UN official expresses concern over Tuticorin deaths
Kochi, May 26: United Nations Environment Programme (UNEP) chief Erik Solheim expressed concern over the death of 13 people in police firing during violent protests against the Vedanta group's copper smelter plant in Tamil Nadu's Tuticorin district.
The UNEP executive director general said he was "worried" and hoped that protests would remain non-violent.
"We are concerned over this and paying our condolence to those who have lost their lives," he said.
"Let me say my prayers and extend my condolences to the families of those who died. This shall not happen," Solheim said, during a media interaction here. Protests should be without violence and the police should not use force, he said.
"We are very worried and hope that solutions can be found," the UN official said, when asked about his views on the killing of people protesting against the copper plant on May 22. Solheim, who was here to visit the Cochin international airport, the world's first fully solar-powered airport, called for a "dialogue with the people" before implementing infrastructure projects.

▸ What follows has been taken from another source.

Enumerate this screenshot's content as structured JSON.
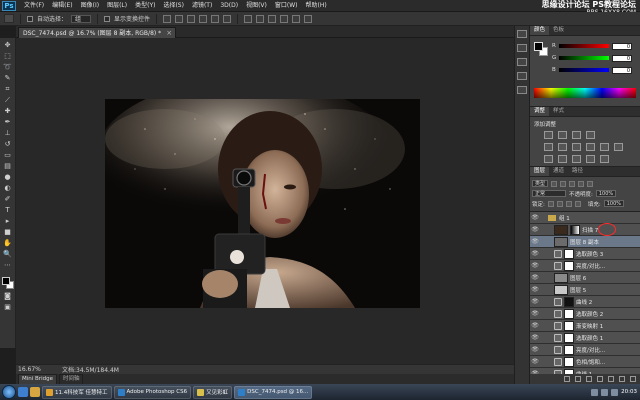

He also emphasised the need for environmental protection when going ahead with such projects. Violence erupted in Tuticorin on May 22 and 23 as locals took to streets, demanding closure of the copper factory over pollution concerns.
In a filing with the Bombay Stock Exchange, Vedanta said the Tamil Nadu pollution control board had on May 23 ordered disconnection of electricity supply and closure of the copper plant.
Opposition parties DMK, PMK, Congress and the MNM in Tamil Nadu had slammed the violence and police action, while top actor Rajinikanth, who is slated to launch his political party, held the government responsible for the deaths.